In the final section of her book, Ginio examines the impact of Vichy rule on the long-term history of west Africa, including its effect on post-war independence movements. Under Vichy, Ginio writes, “the masks of French republican colonialism had all fallen away…” (p. 115) and this brought disappointment and intensified criticism in the post-war era. The Vichy example provided critics with a tool to attack the colonial rule of the Fourth Republic by linking it to the discredited regime of Pétain. Groups like the Amicale des condamnés, internes et victimes de Vichy du Sénégal et de la Mauritaine pointed to the negative example of Vichy in their push for reforms.
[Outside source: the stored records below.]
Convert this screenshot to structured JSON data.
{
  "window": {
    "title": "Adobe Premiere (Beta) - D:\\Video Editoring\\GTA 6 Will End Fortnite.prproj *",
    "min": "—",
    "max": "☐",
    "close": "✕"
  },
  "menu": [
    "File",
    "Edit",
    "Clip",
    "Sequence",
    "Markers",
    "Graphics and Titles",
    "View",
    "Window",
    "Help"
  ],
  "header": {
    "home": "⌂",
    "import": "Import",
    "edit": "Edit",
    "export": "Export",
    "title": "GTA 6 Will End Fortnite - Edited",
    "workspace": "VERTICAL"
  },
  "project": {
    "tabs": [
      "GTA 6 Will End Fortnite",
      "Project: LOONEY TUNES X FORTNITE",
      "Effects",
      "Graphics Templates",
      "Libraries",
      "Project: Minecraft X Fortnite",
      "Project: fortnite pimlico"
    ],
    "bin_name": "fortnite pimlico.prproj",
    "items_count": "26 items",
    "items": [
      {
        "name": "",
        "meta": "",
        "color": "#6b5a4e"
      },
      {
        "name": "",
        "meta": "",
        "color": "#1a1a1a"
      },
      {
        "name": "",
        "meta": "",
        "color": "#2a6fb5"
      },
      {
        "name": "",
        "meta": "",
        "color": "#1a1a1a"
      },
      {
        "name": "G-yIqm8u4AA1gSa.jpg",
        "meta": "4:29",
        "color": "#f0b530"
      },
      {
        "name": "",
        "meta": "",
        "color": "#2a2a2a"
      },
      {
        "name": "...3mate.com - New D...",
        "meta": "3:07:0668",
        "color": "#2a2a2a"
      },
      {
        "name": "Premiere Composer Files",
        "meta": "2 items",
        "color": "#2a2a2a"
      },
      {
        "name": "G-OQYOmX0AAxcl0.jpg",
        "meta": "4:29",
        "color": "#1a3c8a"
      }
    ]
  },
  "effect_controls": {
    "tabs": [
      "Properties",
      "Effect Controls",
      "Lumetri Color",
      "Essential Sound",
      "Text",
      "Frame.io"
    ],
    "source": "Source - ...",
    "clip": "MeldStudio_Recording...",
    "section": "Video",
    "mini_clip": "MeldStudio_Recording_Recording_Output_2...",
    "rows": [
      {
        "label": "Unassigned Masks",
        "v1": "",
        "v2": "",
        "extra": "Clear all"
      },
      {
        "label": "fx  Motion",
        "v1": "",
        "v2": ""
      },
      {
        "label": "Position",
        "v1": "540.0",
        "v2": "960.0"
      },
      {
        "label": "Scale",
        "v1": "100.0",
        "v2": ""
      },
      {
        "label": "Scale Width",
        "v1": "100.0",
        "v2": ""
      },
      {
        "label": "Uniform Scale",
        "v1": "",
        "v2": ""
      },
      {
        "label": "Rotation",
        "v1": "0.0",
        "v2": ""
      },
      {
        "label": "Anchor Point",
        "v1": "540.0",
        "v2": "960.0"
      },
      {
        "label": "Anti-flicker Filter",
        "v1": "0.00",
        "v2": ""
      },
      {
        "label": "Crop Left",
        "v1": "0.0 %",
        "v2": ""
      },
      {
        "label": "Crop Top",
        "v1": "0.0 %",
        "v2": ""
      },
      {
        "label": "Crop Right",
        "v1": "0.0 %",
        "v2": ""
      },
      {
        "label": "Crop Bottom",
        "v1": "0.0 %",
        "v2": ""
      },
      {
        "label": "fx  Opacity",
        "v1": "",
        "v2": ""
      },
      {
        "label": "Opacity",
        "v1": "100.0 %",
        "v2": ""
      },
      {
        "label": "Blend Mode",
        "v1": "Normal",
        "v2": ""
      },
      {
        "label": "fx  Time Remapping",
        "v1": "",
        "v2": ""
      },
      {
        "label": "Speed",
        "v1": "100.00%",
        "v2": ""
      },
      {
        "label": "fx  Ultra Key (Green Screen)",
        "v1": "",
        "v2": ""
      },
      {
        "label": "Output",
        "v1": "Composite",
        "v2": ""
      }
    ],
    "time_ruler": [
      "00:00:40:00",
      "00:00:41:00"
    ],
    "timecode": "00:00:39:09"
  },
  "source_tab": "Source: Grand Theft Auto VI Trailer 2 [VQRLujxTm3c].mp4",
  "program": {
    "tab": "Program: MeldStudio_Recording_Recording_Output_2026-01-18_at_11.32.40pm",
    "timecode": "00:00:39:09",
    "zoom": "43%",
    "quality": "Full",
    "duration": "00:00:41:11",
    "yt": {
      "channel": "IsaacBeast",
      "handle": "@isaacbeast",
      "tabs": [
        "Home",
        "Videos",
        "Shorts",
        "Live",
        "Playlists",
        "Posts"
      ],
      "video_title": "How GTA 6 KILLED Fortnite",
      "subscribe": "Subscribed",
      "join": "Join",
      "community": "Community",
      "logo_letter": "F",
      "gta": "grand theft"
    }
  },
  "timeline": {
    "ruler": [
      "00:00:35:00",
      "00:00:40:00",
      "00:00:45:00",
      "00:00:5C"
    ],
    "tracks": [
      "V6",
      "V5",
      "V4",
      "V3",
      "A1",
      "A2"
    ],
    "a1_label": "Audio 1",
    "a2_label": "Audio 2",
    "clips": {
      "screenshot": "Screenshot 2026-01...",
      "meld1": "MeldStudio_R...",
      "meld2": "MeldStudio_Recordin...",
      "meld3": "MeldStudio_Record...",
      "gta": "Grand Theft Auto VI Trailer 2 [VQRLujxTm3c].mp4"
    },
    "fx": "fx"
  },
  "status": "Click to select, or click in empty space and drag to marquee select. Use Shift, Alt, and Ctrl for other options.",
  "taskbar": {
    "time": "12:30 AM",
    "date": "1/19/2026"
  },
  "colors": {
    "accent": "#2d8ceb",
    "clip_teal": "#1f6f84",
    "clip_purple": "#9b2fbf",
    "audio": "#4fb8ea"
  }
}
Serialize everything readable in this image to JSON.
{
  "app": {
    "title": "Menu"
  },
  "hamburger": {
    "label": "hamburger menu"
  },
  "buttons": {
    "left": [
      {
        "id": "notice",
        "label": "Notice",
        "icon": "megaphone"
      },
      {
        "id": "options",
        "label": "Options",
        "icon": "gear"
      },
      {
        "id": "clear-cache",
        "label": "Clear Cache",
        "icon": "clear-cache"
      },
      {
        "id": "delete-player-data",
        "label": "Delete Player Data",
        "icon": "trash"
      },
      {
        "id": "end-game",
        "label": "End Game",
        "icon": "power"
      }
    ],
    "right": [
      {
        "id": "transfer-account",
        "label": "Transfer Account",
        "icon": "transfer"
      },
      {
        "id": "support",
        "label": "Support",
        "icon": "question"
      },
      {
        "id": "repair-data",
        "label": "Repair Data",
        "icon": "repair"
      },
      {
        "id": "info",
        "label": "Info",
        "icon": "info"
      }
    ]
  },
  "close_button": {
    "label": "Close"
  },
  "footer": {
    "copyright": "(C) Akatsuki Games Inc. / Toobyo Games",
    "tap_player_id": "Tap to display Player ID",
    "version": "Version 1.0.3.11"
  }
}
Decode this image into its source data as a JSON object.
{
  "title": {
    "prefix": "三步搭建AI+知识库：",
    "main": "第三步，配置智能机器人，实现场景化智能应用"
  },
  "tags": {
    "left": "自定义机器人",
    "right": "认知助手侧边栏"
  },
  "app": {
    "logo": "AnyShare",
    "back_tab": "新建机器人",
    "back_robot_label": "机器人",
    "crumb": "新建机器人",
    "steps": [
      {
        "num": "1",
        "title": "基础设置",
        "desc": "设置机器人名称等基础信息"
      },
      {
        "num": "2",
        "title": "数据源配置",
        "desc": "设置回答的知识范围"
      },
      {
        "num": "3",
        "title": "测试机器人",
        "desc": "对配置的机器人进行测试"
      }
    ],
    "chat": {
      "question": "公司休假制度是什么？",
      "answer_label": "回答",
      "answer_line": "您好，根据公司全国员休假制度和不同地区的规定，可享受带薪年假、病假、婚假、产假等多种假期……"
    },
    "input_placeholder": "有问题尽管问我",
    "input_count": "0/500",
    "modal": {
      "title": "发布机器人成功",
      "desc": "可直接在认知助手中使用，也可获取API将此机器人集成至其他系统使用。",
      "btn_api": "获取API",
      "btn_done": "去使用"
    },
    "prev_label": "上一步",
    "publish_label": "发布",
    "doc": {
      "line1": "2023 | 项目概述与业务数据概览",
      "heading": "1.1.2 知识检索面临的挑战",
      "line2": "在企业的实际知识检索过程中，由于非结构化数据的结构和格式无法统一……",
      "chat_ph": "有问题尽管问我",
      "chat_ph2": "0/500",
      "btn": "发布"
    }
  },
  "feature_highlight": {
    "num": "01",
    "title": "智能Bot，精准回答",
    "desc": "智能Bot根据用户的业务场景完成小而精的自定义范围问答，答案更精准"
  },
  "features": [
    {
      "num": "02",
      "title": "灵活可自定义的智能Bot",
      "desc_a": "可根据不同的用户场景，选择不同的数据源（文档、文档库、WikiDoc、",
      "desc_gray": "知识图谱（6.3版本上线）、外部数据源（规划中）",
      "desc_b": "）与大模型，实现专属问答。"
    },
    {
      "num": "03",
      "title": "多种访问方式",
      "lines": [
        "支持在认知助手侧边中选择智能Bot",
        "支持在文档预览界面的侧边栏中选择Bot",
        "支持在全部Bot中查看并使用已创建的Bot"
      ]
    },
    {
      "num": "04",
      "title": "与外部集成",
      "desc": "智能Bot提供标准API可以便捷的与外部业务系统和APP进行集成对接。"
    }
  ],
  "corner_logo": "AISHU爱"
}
The heavy-handedness that had once sustained French rule in west Africa became politically perilous after 1944 when “every act of repression immediately led to an embarrassing comparison with Vichy racism” (p. 178).
In the end, administrators representing the Fourth Republic were unable to convince important segments of West African society that Vichy was simply a parenthesis. Unlike metropolitan France, which quickly fell under the spell of national reconciliation and came to see Vichy as an aberration, people in French West Africa saw Vichy as an undisguised version of the same injustices found throughout the history of French rule.
Ginio’s work represents an important part of larger efforts to reconceptualize fields of research by linking the history of European fascism with African decolonization. Her history of Vichy’s colonial administration in French West Africa, its policies and personnel, demonstrates the insights to be gained from working across traditional fields and it points the way toward analogous future research. Moreover, this book, well-researched and thoughtfully argued, appears at an especially important moment, in the wake of heated debates taking place about the memory of France's colonial history. A new round of memory wars has opened in France and, in a field that has become consumed by polemics, Ginio makes an important contribution by grounding some of the most contentious points in archival research and by drawing her arguments with nuance.
 Louis Bertrand, Hitler: A View of the 1935 Reichsparteitag by a Member of the Académie Française, trans. Dan Desjardins (Bloomington, Ind.: Author House, 2005), p. 17.